Input for this task Start Marker
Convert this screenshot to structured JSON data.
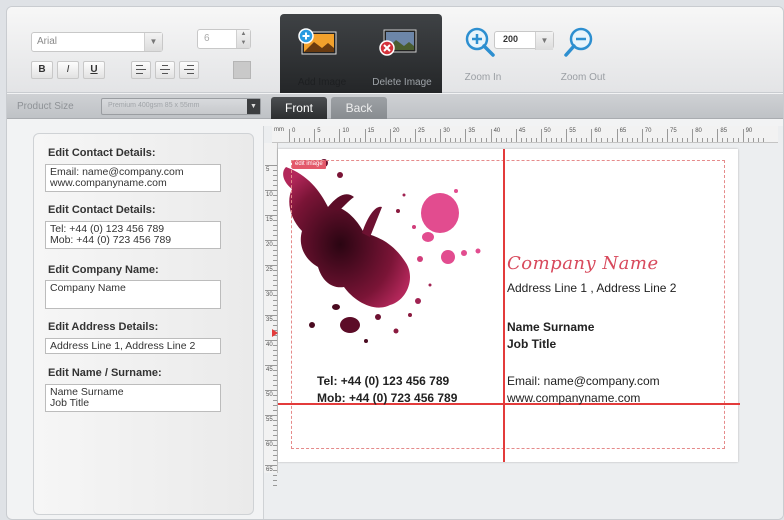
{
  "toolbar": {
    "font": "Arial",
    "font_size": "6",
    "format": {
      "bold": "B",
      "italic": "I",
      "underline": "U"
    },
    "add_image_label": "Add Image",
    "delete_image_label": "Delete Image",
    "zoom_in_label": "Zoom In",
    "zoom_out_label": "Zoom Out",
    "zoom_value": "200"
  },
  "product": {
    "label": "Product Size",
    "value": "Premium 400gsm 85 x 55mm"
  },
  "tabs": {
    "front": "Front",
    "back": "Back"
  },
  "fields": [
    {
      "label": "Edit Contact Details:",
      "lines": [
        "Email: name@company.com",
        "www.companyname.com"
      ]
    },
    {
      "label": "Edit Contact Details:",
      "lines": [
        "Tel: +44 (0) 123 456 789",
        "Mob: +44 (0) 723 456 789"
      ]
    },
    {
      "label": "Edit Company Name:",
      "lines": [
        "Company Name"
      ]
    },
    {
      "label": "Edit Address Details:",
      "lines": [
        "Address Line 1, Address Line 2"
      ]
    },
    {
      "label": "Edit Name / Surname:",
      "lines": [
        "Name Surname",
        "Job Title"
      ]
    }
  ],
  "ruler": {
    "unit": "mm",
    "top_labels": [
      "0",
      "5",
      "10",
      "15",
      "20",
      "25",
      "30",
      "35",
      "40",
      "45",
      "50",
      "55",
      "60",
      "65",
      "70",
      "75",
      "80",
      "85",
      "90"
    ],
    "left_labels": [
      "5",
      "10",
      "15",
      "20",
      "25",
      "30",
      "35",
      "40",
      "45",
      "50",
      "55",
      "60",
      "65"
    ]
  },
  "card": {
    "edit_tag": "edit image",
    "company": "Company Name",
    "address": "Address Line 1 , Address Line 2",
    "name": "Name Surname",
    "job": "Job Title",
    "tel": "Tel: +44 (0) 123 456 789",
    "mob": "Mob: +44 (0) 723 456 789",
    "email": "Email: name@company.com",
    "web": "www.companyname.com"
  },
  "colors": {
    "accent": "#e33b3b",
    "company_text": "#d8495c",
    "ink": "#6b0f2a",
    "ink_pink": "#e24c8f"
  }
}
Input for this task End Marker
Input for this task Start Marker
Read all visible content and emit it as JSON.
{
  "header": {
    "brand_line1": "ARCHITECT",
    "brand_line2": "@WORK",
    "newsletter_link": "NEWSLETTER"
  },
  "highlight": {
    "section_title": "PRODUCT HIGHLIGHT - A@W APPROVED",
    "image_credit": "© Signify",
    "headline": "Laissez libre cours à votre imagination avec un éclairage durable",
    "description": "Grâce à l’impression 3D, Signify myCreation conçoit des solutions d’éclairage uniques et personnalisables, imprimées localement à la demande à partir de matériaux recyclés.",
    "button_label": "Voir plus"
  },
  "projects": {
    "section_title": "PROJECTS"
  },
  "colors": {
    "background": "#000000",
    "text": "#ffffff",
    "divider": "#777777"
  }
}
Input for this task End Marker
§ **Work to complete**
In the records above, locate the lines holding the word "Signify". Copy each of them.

§ **Solution to the problem**
    "image_credit": "© Signify",
    "description": "Grâce à l’impression 3D, Signify myCreation conçoit des solutions d’éclairage uniques et personnalisables, imprimées localement à la demande à partir de matériaux recyclés.",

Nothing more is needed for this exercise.